Cult of Sorrow – Invocation of the Lucifer Review

Cult of Sorrow – Invocation of the Lucifer Review

“After almost six years of reviewing here, I’ve noticed American bands latching on to certain trends. Just a decade ago, everyone and their cousin was aping the Gothenburg sound, mixing it with d-beats and hardcore (and some whiny) vocals, and calling it a day. Nowadays, doom is the nectar du jour, and many a band is gulping it. Here in America, you have two prevalent strains: the airy, dreamy, almost progressive take that bands like YOBKhemmis, and especially Pallbearer have crafted, and then there’s the so-70s-your-sideburns-are-showing Blue Oyster Cult Scoobie-Doobie-Doom “Occult” doom that’s been sweeping the nation. So which side does Invocation of the Lucifer, the second album by Cincinnati upstarts Cult of Sorrow, land?” Culting the herd.

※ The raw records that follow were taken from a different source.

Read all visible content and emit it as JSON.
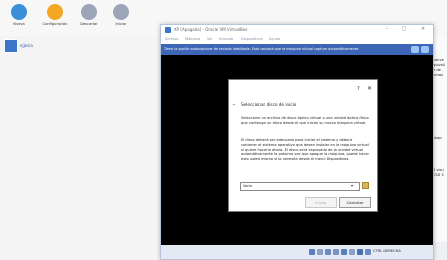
{
  "manager": {
    "toolbar": [
      {
        "label": "Nueva",
        "color": "#3a8fd9"
      },
      {
        "label": "Configuración",
        "color": "#f5a623"
      },
      {
        "label": "Descartar",
        "color": "#9aa6b8"
      },
      {
        "label": "Iniciar",
        "color": "#9aa6b8"
      }
    ],
    "vm": {
      "name": "ejjesia"
    },
    "right_strip": [
      "conve",
      "quivali",
      "e de",
      "umas",
      "shop",
      "4 visu",
      "ESD S"
    ]
  },
  "vm_window": {
    "title": "XP [Apagada] - Oracle VM VirtualBox",
    "controls": {
      "minimize": "–",
      "maximize": "□",
      "close": "✕"
    },
    "menu": [
      "Archivo",
      "Máquina",
      "Ver",
      "Entrada",
      "Dispositivos",
      "Ayuda"
    ],
    "notification": "Tiene la opción autocapturar de teclado habilitada. Esto causará que la máquina virtual capture automáticamente",
    "status": {
      "host_key": "CTRL DERECHA"
    }
  },
  "dialog": {
    "help": "?",
    "close": "✕",
    "back": "←",
    "title": "Seleccionar disco de inicio",
    "paragraph1": "Seleccione un archivo de disco óptico virtual o una unidad óptica física que contenga un disco desde el que iniciar su nueva máquina virtual.",
    "paragraph2": "El disco deberá ser adecuado para iniciar el sistema y deberá contener el sistema operativo que desea instalar en la máquina virtual si quiere hacerlo ahora. El disco será expulsado de la unidad virtual automáticamente la próxima vez que apague la máquina, puede hacer esto usted mismo si lo necesita desde el menú Dispositivos.",
    "select_value": "Vacío",
    "start_label": "Iniciar",
    "cancel_label": "Cancelar"
  }
}
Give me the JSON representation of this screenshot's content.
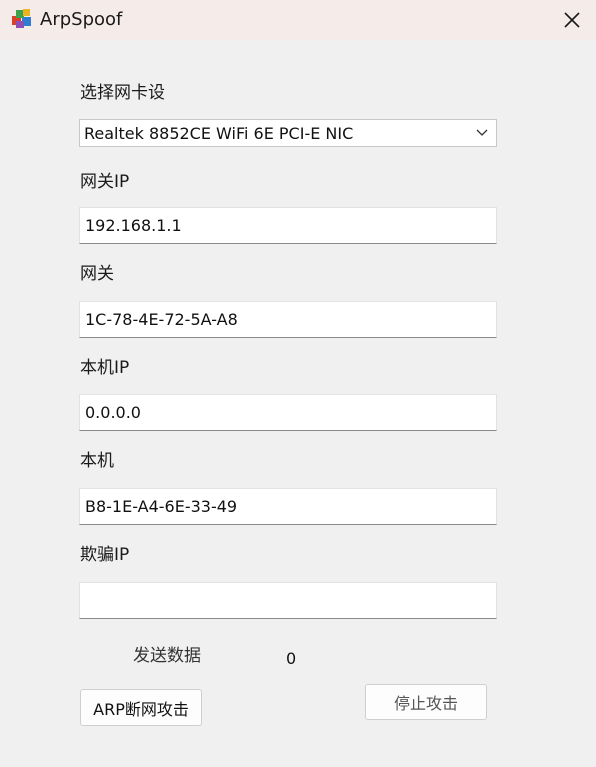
{
  "window": {
    "title": "ArpSpoof",
    "app_icon": "arpspoof-app-icon",
    "close_icon": "close-icon"
  },
  "form": {
    "nic_label": "选择网卡设",
    "nic_selected": "Realtek 8852CE WiFi 6E PCI-E NIC",
    "gateway_ip_label": "网关IP",
    "gateway_ip_value": "192.168.1.1",
    "gateway_mac_label": "网关",
    "gateway_mac_value": "1C-78-4E-72-5A-A8",
    "local_ip_label": "本机IP",
    "local_ip_value": "0.0.0.0",
    "local_mac_label": "本机",
    "local_mac_value": "B8-1E-A4-6E-33-49",
    "spoof_ip_label": "欺骗IP",
    "spoof_ip_value": ""
  },
  "stats": {
    "sent_label": "发送数据",
    "sent_count": "0"
  },
  "buttons": {
    "attack_label": "ARP断网攻击",
    "stop_label": "停止攻击"
  }
}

Dying Embers – Where Shadeless Dwell Frozen Review

Dying Embers – Where Shadeless Dwell Frozen Review

“In the mid-00’s, I was just starting to dip my toes into the realms of metal. Maybe it was just the entry point I had with Children of Bodom, but there were a slew of bands that were called melodic death metal, but like a Scooby Doo villain, turned out to be power metal with some harsh vocals, some of them adding some cues from Gothic metal to seem a little darker. Bands like Eternal Tears of Sorrow or Before the Dawn went over well with pubescent me, with their straightforward, Maidenesque guitar harmonies and gloomy veneer. Dying Embers fall in this category as well, being tagged melodic death metal, and instead molding bits of Gothic and growls onto a mid-paced power metal album with the unwieldy title Where Shadeless Dwell Frozen. Time to feel like a teenager again.” Drama Club metal.